━━━━━ RECORDS SHOWN

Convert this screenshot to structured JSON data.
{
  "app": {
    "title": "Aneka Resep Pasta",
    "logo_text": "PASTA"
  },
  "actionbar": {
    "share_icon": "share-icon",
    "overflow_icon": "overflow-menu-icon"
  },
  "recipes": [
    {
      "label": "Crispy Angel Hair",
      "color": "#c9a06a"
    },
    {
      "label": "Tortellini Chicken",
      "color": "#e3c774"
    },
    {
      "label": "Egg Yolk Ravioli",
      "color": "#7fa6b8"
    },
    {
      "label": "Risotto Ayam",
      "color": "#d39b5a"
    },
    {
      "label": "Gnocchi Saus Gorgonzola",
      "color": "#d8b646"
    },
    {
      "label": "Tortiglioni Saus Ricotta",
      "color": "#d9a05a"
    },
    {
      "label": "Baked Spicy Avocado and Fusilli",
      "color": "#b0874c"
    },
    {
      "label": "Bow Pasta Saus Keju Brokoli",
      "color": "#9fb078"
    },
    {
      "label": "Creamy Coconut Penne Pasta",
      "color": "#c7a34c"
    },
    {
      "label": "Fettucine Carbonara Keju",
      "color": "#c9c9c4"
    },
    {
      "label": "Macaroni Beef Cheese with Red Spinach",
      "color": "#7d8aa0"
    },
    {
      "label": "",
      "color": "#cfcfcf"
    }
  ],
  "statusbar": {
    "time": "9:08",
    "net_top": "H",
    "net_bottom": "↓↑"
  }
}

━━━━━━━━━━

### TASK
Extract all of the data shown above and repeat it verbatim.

### RESULT
Convert this screenshot to structured JSON data.
{
  "app": {
    "title": "Aneka Resep Pasta",
    "logo_text": "PASTA"
  },
  "actionbar": {
    "share_icon": "share-icon",
    "overflow_icon": "overflow-menu-icon"
  },
  "recipes": [
    {
      "label": "Crispy Angel Hair",
      "color": "#c9a06a"
    },
    {
      "label": "Tortellini Chicken",
      "color": "#e3c774"
    },
    {
      "label": "Egg Yolk Ravioli",
      "color": "#7fa6b8"
    },
    {
      "label": "Risotto Ayam",
      "color": "#d39b5a"
    },
    {
      "label": "Gnocchi Saus Gorgonzola",
      "color": "#d8b646"
    },
    {
      "label": "Tortiglioni Saus Ricotta",
      "color": "#d9a05a"
    },
    {
      "label": "Baked Spicy Avocado and Fusilli",
      "color": "#b0874c"
    },
    {
      "label": "Bow Pasta Saus Keju Brokoli",
      "color": "#9fb078"
    },
    {
      "label": "Creamy Coconut Penne Pasta",
      "color": "#c7a34c"
    },
    {
      "label": "Fettucine Carbonara Keju",
      "color": "#c9c9c4"
    },
    {
      "label": "Macaroni Beef Cheese with Red Spinach",
      "color": "#7d8aa0"
    },
    {
      "label": "",
      "color": "#cfcfcf"
    }
  ],
  "statusbar": {
    "time": "9:08",
    "net_top": "H",
    "net_bottom": "↓↑"
  }
}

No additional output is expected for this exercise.